§ Your assignment
Give back every line of the data exactly. Pictures are not part of the copy.

[Task input — start]

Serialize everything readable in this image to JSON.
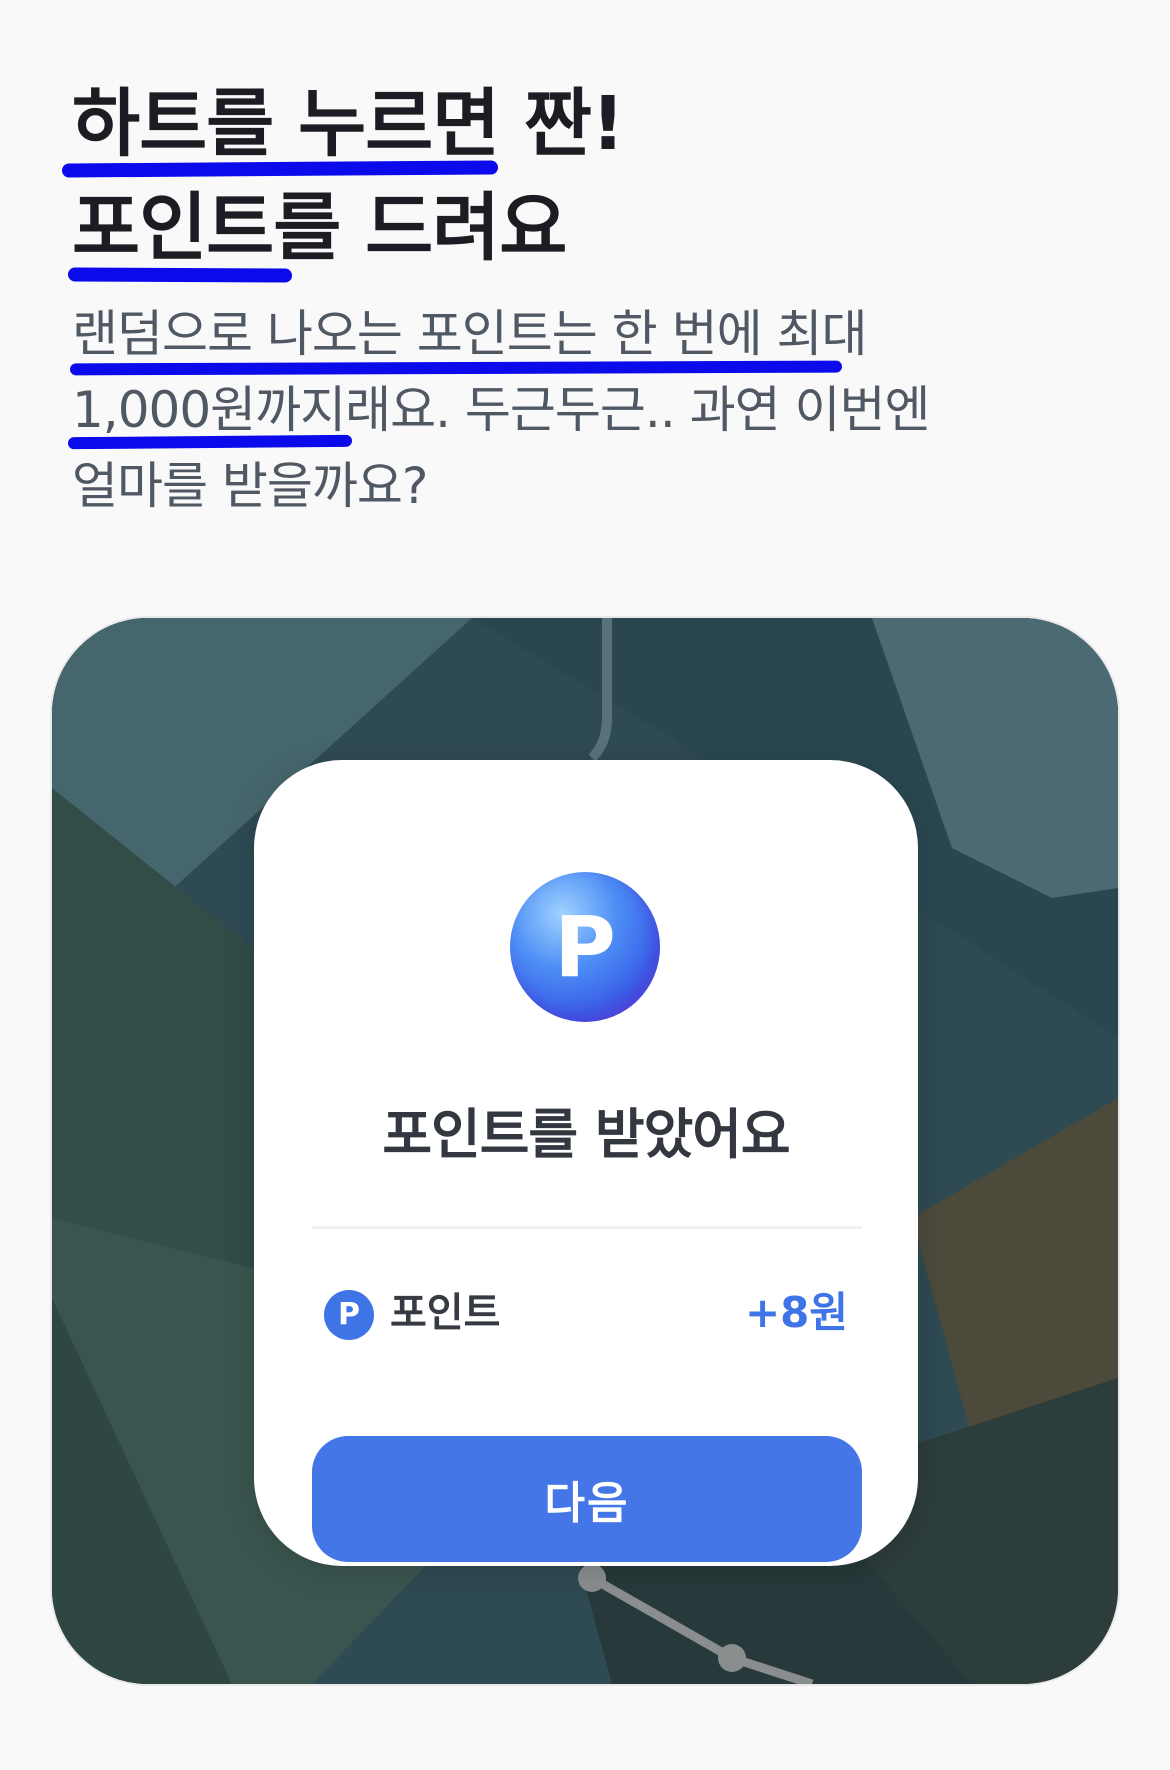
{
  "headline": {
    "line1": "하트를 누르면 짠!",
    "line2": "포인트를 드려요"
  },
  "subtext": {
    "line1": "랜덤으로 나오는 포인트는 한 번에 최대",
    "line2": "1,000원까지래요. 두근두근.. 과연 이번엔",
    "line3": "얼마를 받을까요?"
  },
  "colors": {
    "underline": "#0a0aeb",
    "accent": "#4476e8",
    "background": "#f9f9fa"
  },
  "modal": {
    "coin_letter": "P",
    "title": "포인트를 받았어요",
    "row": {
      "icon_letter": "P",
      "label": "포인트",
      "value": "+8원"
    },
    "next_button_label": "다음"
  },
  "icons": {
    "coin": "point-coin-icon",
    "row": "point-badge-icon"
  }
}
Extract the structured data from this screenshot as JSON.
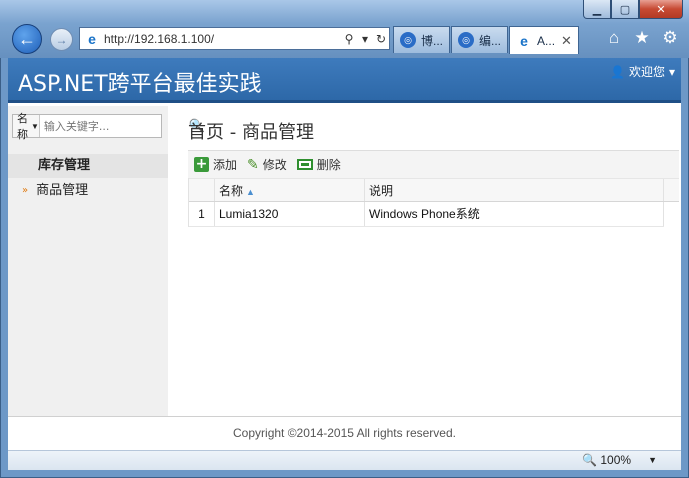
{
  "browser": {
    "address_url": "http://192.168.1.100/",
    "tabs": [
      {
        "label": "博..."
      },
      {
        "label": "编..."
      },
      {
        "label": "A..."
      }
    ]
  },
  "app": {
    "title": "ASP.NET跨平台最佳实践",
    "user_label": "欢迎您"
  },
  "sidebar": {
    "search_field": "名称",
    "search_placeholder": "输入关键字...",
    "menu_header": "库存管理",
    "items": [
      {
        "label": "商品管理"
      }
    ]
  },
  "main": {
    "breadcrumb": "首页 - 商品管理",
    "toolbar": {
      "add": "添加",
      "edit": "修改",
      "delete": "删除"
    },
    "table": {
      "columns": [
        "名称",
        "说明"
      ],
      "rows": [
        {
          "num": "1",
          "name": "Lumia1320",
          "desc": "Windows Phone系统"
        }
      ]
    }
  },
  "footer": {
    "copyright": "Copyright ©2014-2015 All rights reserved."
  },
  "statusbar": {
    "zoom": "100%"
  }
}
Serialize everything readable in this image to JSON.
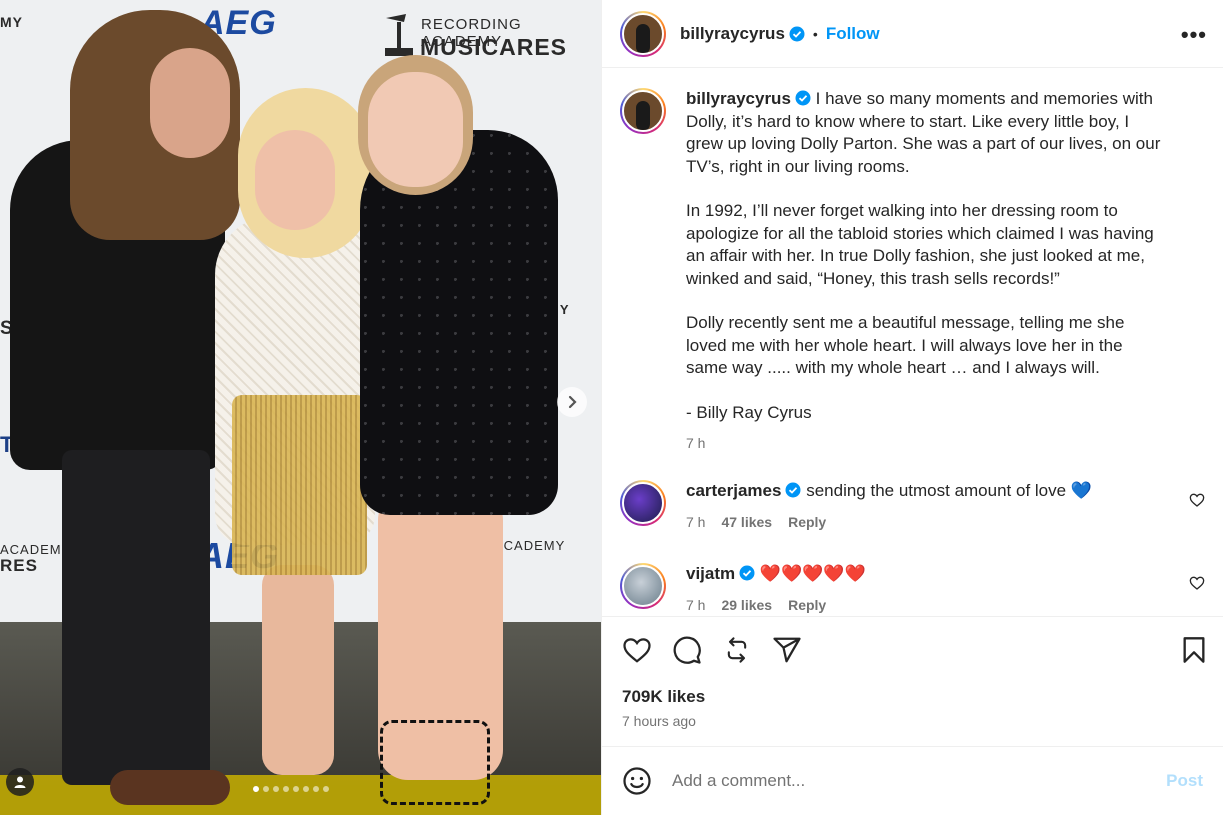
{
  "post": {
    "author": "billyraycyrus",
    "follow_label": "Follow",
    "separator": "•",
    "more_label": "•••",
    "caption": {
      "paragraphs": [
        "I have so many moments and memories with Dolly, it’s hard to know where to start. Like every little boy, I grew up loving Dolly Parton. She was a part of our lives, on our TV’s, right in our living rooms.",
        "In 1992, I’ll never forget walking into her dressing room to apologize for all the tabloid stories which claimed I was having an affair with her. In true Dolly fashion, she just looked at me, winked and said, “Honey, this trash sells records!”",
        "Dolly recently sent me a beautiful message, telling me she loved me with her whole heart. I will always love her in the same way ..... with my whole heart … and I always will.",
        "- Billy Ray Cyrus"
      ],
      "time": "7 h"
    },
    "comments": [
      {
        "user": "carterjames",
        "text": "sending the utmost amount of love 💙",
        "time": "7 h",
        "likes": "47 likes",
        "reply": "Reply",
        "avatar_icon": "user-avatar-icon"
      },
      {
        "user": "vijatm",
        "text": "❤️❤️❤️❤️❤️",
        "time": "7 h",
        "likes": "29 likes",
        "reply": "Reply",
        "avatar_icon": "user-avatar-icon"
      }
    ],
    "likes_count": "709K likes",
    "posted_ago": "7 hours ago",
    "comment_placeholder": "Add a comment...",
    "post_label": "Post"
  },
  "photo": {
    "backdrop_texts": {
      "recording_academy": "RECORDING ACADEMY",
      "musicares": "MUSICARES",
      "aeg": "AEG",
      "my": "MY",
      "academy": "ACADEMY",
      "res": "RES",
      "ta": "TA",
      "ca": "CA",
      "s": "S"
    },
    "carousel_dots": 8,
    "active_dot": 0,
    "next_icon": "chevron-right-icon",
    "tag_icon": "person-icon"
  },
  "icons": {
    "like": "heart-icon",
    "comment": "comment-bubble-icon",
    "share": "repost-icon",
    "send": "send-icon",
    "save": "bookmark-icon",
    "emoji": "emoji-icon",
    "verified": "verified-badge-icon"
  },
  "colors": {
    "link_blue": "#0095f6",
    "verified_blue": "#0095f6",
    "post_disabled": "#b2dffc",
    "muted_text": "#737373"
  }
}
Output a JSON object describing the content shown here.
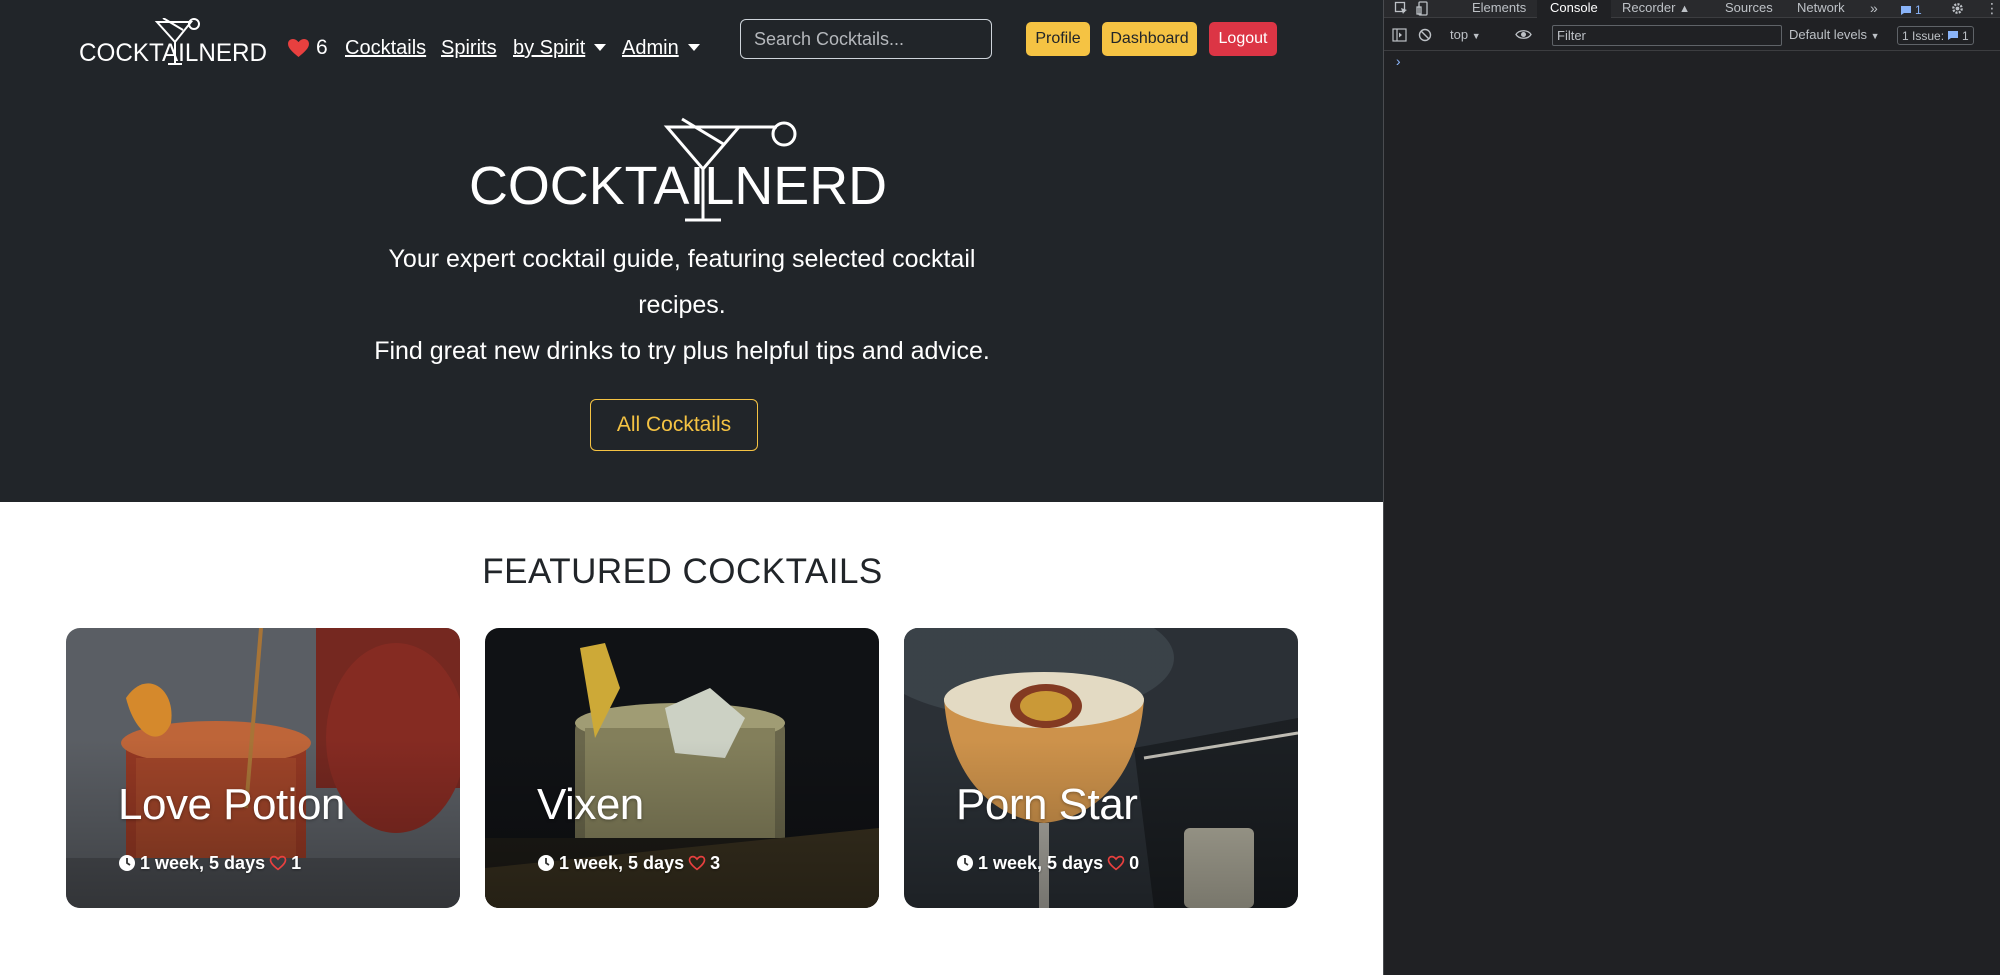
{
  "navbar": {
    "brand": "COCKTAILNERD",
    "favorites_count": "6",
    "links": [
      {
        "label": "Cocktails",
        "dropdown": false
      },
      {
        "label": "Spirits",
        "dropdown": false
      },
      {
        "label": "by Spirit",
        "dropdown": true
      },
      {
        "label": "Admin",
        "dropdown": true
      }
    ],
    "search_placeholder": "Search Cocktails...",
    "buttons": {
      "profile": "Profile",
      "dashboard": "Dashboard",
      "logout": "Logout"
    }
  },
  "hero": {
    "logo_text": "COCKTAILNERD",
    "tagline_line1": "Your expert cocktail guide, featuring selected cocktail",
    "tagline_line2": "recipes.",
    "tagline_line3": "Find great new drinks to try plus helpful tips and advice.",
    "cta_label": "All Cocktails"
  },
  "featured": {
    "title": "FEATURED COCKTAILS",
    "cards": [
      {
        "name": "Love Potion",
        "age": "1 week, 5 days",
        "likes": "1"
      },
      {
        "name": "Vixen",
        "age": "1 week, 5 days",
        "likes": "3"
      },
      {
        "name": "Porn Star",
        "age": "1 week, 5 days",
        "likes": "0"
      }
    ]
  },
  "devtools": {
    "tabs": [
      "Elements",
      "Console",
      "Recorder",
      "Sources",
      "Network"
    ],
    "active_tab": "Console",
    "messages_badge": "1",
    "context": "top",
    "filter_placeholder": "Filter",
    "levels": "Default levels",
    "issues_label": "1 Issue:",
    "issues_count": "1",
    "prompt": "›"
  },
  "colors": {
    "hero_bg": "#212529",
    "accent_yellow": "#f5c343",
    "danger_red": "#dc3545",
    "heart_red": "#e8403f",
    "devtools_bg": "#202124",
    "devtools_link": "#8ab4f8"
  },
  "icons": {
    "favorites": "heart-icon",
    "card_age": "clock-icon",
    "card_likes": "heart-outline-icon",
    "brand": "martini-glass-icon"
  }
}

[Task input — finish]

§ Reply
Serialize everything readable in this image to JSON.
{
  "headline": {
    "line1": "하트를 누르면 짠!",
    "line2": "포인트를 드려요"
  },
  "subtext": {
    "line1": "랜덤으로 나오는 포인트는 한 번에 최대",
    "line2": "1,000원까지래요. 두근두근.. 과연 이번엔",
    "line3": "얼마를 받을까요?"
  },
  "colors": {
    "underline": "#0a0aeb",
    "accent": "#4476e8",
    "background": "#f9f9fa"
  },
  "modal": {
    "coin_letter": "P",
    "title": "포인트를 받았어요",
    "row": {
      "icon_letter": "P",
      "label": "포인트",
      "value": "+8원"
    },
    "next_button_label": "다음"
  },
  "icons": {
    "coin": "point-coin-icon",
    "row": "point-badge-icon"
  }
}
Extract the structured data from this screenshot as JSON.
{
  "browser": {
    "address_url": "http://192.168.1.100/",
    "tabs": [
      {
        "label": "博..."
      },
      {
        "label": "编..."
      },
      {
        "label": "A..."
      }
    ]
  },
  "app": {
    "title": "ASP.NET跨平台最佳实践",
    "user_label": "欢迎您"
  },
  "sidebar": {
    "search_field": "名称",
    "search_placeholder": "输入关键字...",
    "menu_header": "库存管理",
    "items": [
      {
        "label": "商品管理"
      }
    ]
  },
  "main": {
    "breadcrumb": "首页 - 商品管理",
    "toolbar": {
      "add": "添加",
      "edit": "修改",
      "delete": "删除"
    },
    "table": {
      "columns": [
        "名称",
        "说明"
      ],
      "rows": [
        {
          "num": "1",
          "name": "Lumia1320",
          "desc": "Windows Phone系统"
        }
      ]
    }
  },
  "footer": {
    "copyright": "Copyright ©2014-2015 All rights reserved."
  },
  "statusbar": {
    "zoom": "100%"
  }
}
Serialize everything readable in this image to JSON.
{
  "post": {
    "author": "billyraycyrus",
    "follow_label": "Follow",
    "separator": "•",
    "more_label": "•••",
    "caption": {
      "paragraphs": [
        "I have so many moments and memories with Dolly, it’s hard to know where to start. Like every little boy, I grew up loving Dolly Parton. She was a part of our lives, on our TV’s, right in our living rooms.",
        "In 1992, I’ll never forget walking into her dressing room to apologize for all the tabloid stories which claimed I was having an affair with her. In true Dolly fashion, she just looked at me, winked and said, “Honey, this trash sells records!”",
        "Dolly recently sent me a beautiful message, telling me she loved me with her whole heart. I will always love her in the same way ..... with my whole heart … and I always will.",
        "- Billy Ray Cyrus"
      ],
      "time": "7 h"
    },
    "comments": [
      {
        "user": "carterjames",
        "text": "sending the utmost amount of love 💙",
        "time": "7 h",
        "likes": "47 likes",
        "reply": "Reply",
        "avatar_icon": "user-avatar-icon"
      },
      {
        "user": "vijatm",
        "text": "❤️❤️❤️❤️❤️",
        "time": "7 h",
        "likes": "29 likes",
        "reply": "Reply",
        "avatar_icon": "user-avatar-icon"
      }
    ],
    "likes_count": "709K likes",
    "posted_ago": "7 hours ago",
    "comment_placeholder": "Add a comment...",
    "post_label": "Post"
  },
  "photo": {
    "backdrop_texts": {
      "recording_academy": "RECORDING ACADEMY",
      "musicares": "MUSICARES",
      "aeg": "AEG",
      "my": "MY",
      "academy": "ACADEMY",
      "res": "RES",
      "ta": "TA",
      "ca": "CA",
      "s": "S"
    },
    "carousel_dots": 8,
    "active_dot": 0,
    "next_icon": "chevron-right-icon",
    "tag_icon": "person-icon"
  },
  "icons": {
    "like": "heart-icon",
    "comment": "comment-bubble-icon",
    "share": "repost-icon",
    "send": "send-icon",
    "save": "bookmark-icon",
    "emoji": "emoji-icon",
    "verified": "verified-badge-icon"
  },
  "colors": {
    "link_blue": "#0095f6",
    "verified_blue": "#0095f6",
    "post_disabled": "#b2dffc",
    "muted_text": "#737373"
  }
}
Output a JSON object describing the content shown here.
{
  "navbar": {
    "brand": "COCKTAILNERD",
    "favorites_count": "6",
    "links": [
      {
        "label": "Cocktails",
        "dropdown": false
      },
      {
        "label": "Spirits",
        "dropdown": false
      },
      {
        "label": "by Spirit",
        "dropdown": true
      },
      {
        "label": "Admin",
        "dropdown": true
      }
    ],
    "search_placeholder": "Search Cocktails...",
    "buttons": {
      "profile": "Profile",
      "dashboard": "Dashboard",
      "logout": "Logout"
    }
  },
  "hero": {
    "logo_text": "COCKTAILNERD",
    "tagline_line1": "Your expert cocktail guide, featuring selected cocktail",
    "tagline_line2": "recipes.",
    "tagline_line3": "Find great new drinks to try plus helpful tips and advice.",
    "cta_label": "All Cocktails"
  },
  "featured": {
    "title": "FEATURED COCKTAILS",
    "cards": [
      {
        "name": "Love Potion",
        "age": "1 week, 5 days",
        "likes": "1"
      },
      {
        "name": "Vixen",
        "age": "1 week, 5 days",
        "likes": "3"
      },
      {
        "name": "Porn Star",
        "age": "1 week, 5 days",
        "likes": "0"
      }
    ]
  },
  "devtools": {
    "tabs": [
      "Elements",
      "Console",
      "Recorder",
      "Sources",
      "Network"
    ],
    "active_tab": "Console",
    "messages_badge": "1",
    "context": "top",
    "filter_placeholder": "Filter",
    "levels": "Default levels",
    "issues_label": "1 Issue:",
    "issues_count": "1",
    "prompt": "›"
  },
  "colors": {
    "hero_bg": "#212529",
    "accent_yellow": "#f5c343",
    "danger_red": "#dc3545",
    "heart_red": "#e8403f",
    "devtools_bg": "#202124",
    "devtools_link": "#8ab4f8"
  },
  "icons": {
    "favorites": "heart-icon",
    "card_age": "clock-icon",
    "card_likes": "heart-outline-icon",
    "brand": "martini-glass-icon"
  }
}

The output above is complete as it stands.